- Exercise goal -
The entries below are to be printed again word for word.

***** Data to use *****

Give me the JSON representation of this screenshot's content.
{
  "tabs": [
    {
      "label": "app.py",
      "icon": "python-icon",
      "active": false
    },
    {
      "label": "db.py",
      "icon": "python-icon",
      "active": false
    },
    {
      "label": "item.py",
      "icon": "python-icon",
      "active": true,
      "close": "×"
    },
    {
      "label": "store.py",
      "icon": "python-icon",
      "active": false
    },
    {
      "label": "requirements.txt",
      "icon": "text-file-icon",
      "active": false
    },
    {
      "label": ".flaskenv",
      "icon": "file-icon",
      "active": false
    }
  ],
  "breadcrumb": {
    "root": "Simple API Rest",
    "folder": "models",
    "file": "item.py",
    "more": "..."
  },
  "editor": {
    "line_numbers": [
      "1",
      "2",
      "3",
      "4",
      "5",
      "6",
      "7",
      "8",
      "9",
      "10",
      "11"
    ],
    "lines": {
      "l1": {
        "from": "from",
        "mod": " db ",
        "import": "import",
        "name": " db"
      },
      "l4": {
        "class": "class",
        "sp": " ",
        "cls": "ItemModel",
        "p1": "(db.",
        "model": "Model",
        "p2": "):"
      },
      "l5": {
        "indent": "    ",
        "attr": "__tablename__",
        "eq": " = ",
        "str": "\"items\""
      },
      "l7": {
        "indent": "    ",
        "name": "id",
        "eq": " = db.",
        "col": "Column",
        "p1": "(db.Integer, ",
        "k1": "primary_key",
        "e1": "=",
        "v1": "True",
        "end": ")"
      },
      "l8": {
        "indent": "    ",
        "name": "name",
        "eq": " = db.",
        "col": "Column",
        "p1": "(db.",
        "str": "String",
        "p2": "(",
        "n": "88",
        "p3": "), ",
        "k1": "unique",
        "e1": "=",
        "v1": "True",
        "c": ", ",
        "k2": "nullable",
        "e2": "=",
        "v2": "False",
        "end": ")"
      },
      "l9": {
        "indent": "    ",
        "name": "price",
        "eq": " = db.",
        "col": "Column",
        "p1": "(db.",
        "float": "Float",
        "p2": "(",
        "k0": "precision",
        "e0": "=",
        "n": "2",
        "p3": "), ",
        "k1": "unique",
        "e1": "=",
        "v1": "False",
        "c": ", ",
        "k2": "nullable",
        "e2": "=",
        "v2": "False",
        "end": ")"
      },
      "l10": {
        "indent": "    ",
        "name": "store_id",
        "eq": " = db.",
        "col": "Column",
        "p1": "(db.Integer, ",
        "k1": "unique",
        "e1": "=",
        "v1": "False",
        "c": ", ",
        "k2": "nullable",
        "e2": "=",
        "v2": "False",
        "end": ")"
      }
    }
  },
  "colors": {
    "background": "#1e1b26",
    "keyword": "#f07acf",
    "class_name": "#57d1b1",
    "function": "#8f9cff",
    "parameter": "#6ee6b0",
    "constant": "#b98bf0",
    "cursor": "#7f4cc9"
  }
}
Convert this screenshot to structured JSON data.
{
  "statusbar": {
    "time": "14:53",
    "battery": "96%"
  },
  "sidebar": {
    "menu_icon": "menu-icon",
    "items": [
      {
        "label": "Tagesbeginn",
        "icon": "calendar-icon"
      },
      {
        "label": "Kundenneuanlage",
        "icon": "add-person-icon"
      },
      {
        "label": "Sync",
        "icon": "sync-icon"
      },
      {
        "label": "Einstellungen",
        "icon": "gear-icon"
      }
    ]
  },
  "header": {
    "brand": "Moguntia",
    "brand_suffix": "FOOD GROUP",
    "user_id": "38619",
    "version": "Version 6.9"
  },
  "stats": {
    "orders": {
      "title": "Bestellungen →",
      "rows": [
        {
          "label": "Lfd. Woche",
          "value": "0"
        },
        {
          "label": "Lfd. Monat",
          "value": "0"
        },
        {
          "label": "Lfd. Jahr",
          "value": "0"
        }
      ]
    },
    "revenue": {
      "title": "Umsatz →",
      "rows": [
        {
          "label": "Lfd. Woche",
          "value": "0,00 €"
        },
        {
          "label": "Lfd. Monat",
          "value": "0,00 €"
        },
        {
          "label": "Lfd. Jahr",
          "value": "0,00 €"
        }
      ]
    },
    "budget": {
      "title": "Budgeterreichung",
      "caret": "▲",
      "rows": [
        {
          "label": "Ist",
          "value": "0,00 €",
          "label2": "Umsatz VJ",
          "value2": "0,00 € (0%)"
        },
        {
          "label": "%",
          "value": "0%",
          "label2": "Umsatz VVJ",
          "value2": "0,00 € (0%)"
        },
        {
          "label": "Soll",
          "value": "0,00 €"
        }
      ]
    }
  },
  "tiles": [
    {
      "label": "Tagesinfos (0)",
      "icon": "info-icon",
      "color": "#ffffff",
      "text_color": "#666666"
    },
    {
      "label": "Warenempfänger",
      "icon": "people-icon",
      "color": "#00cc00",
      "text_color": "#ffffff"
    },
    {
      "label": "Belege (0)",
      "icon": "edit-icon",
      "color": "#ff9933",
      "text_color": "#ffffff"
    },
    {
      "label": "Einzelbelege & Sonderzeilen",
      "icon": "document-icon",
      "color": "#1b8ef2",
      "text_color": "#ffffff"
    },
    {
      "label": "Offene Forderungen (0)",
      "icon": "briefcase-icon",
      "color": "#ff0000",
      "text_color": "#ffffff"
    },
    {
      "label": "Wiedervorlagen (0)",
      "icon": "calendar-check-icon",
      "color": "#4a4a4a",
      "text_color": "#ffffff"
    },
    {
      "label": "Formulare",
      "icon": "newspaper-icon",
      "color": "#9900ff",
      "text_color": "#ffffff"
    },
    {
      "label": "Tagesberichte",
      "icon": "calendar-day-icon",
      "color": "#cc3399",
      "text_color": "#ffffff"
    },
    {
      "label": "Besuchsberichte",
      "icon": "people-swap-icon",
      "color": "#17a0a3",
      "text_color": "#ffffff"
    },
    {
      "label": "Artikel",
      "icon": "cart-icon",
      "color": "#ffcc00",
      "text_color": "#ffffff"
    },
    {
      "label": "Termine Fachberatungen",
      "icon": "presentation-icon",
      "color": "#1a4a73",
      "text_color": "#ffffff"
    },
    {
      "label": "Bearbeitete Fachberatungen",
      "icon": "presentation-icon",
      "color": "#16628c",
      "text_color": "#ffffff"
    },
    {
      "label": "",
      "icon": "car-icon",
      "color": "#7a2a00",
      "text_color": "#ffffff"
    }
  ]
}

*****

- Task result -
Give me the JSON representation of this screenshot's content.
{
  "tabs": [
    {
      "label": "app.py",
      "icon": "python-icon",
      "active": false
    },
    {
      "label": "db.py",
      "icon": "python-icon",
      "active": false
    },
    {
      "label": "item.py",
      "icon": "python-icon",
      "active": true,
      "close": "×"
    },
    {
      "label": "store.py",
      "icon": "python-icon",
      "active": false
    },
    {
      "label": "requirements.txt",
      "icon": "text-file-icon",
      "active": false
    },
    {
      "label": ".flaskenv",
      "icon": "file-icon",
      "active": false
    }
  ],
  "breadcrumb": {
    "root": "Simple API Rest",
    "folder": "models",
    "file": "item.py",
    "more": "..."
  },
  "editor": {
    "line_numbers": [
      "1",
      "2",
      "3",
      "4",
      "5",
      "6",
      "7",
      "8",
      "9",
      "10",
      "11"
    ],
    "lines": {
      "l1": {
        "from": "from",
        "mod": " db ",
        "import": "import",
        "name": " db"
      },
      "l4": {
        "class": "class",
        "sp": " ",
        "cls": "ItemModel",
        "p1": "(db.",
        "model": "Model",
        "p2": "):"
      },
      "l5": {
        "indent": "    ",
        "attr": "__tablename__",
        "eq": " = ",
        "str": "\"items\""
      },
      "l7": {
        "indent": "    ",
        "name": "id",
        "eq": " = db.",
        "col": "Column",
        "p1": "(db.Integer, ",
        "k1": "primary_key",
        "e1": "=",
        "v1": "True",
        "end": ")"
      },
      "l8": {
        "indent": "    ",
        "name": "name",
        "eq": " = db.",
        "col": "Column",
        "p1": "(db.",
        "str": "String",
        "p2": "(",
        "n": "88",
        "p3": "), ",
        "k1": "unique",
        "e1": "=",
        "v1": "True",
        "c": ", ",
        "k2": "nullable",
        "e2": "=",
        "v2": "False",
        "end": ")"
      },
      "l9": {
        "indent": "    ",
        "name": "price",
        "eq": " = db.",
        "col": "Column",
        "p1": "(db.",
        "float": "Float",
        "p2": "(",
        "k0": "precision",
        "e0": "=",
        "n": "2",
        "p3": "), ",
        "k1": "unique",
        "e1": "=",
        "v1": "False",
        "c": ", ",
        "k2": "nullable",
        "e2": "=",
        "v2": "False",
        "end": ")"
      },
      "l10": {
        "indent": "    ",
        "name": "store_id",
        "eq": " = db.",
        "col": "Column",
        "p1": "(db.Integer, ",
        "k1": "unique",
        "e1": "=",
        "v1": "False",
        "c": ", ",
        "k2": "nullable",
        "e2": "=",
        "v2": "False",
        "end": ")"
      }
    }
  },
  "colors": {
    "background": "#1e1b26",
    "keyword": "#f07acf",
    "class_name": "#57d1b1",
    "function": "#8f9cff",
    "parameter": "#6ee6b0",
    "constant": "#b98bf0",
    "cursor": "#7f4cc9"
  }
}
Convert this screenshot to structured JSON data.
{
  "statusbar": {
    "time": "14:53",
    "battery": "96%"
  },
  "sidebar": {
    "menu_icon": "menu-icon",
    "items": [
      {
        "label": "Tagesbeginn",
        "icon": "calendar-icon"
      },
      {
        "label": "Kundenneuanlage",
        "icon": "add-person-icon"
      },
      {
        "label": "Sync",
        "icon": "sync-icon"
      },
      {
        "label": "Einstellungen",
        "icon": "gear-icon"
      }
    ]
  },
  "header": {
    "brand": "Moguntia",
    "brand_suffix": "FOOD GROUP",
    "user_id": "38619",
    "version": "Version 6.9"
  },
  "stats": {
    "orders": {
      "title": "Bestellungen →",
      "rows": [
        {
          "label": "Lfd. Woche",
          "value": "0"
        },
        {
          "label": "Lfd. Monat",
          "value": "0"
        },
        {
          "label": "Lfd. Jahr",
          "value": "0"
        }
      ]
    },
    "revenue": {
      "title": "Umsatz →",
      "rows": [
        {
          "label": "Lfd. Woche",
          "value": "0,00 €"
        },
        {
          "label": "Lfd. Monat",
          "value": "0,00 €"
        },
        {
          "label": "Lfd. Jahr",
          "value": "0,00 €"
        }
      ]
    },
    "budget": {
      "title": "Budgeterreichung",
      "caret": "▲",
      "rows": [
        {
          "label": "Ist",
          "value": "0,00 €",
          "label2": "Umsatz VJ",
          "value2": "0,00 € (0%)"
        },
        {
          "label": "%",
          "value": "0%",
          "label2": "Umsatz VVJ",
          "value2": "0,00 € (0%)"
        },
        {
          "label": "Soll",
          "value": "0,00 €"
        }
      ]
    }
  },
  "tiles": [
    {
      "label": "Tagesinfos (0)",
      "icon": "info-icon",
      "color": "#ffffff",
      "text_color": "#666666"
    },
    {
      "label": "Warenempfänger",
      "icon": "people-icon",
      "color": "#00cc00",
      "text_color": "#ffffff"
    },
    {
      "label": "Belege (0)",
      "icon": "edit-icon",
      "color": "#ff9933",
      "text_color": "#ffffff"
    },
    {
      "label": "Einzelbelege & Sonderzeilen",
      "icon": "document-icon",
      "color": "#1b8ef2",
      "text_color": "#ffffff"
    },
    {
      "label": "Offene Forderungen (0)",
      "icon": "briefcase-icon",
      "color": "#ff0000",
      "text_color": "#ffffff"
    },
    {
      "label": "Wiedervorlagen (0)",
      "icon": "calendar-check-icon",
      "color": "#4a4a4a",
      "text_color": "#ffffff"
    },
    {
      "label": "Formulare",
      "icon": "newspaper-icon",
      "color": "#9900ff",
      "text_color": "#ffffff"
    },
    {
      "label": "Tagesberichte",
      "icon": "calendar-day-icon",
      "color": "#cc3399",
      "text_color": "#ffffff"
    },
    {
      "label": "Besuchsberichte",
      "icon": "people-swap-icon",
      "color": "#17a0a3",
      "text_color": "#ffffff"
    },
    {
      "label": "Artikel",
      "icon": "cart-icon",
      "color": "#ffcc00",
      "text_color": "#ffffff"
    },
    {
      "label": "Termine Fachberatungen",
      "icon": "presentation-icon",
      "color": "#1a4a73",
      "text_color": "#ffffff"
    },
    {
      "label": "Bearbeitete Fachberatungen",
      "icon": "presentation-icon",
      "color": "#16628c",
      "text_color": "#ffffff"
    },
    {
      "label": "",
      "icon": "car-icon",
      "color": "#7a2a00",
      "text_color": "#ffffff"
    }
  ]
}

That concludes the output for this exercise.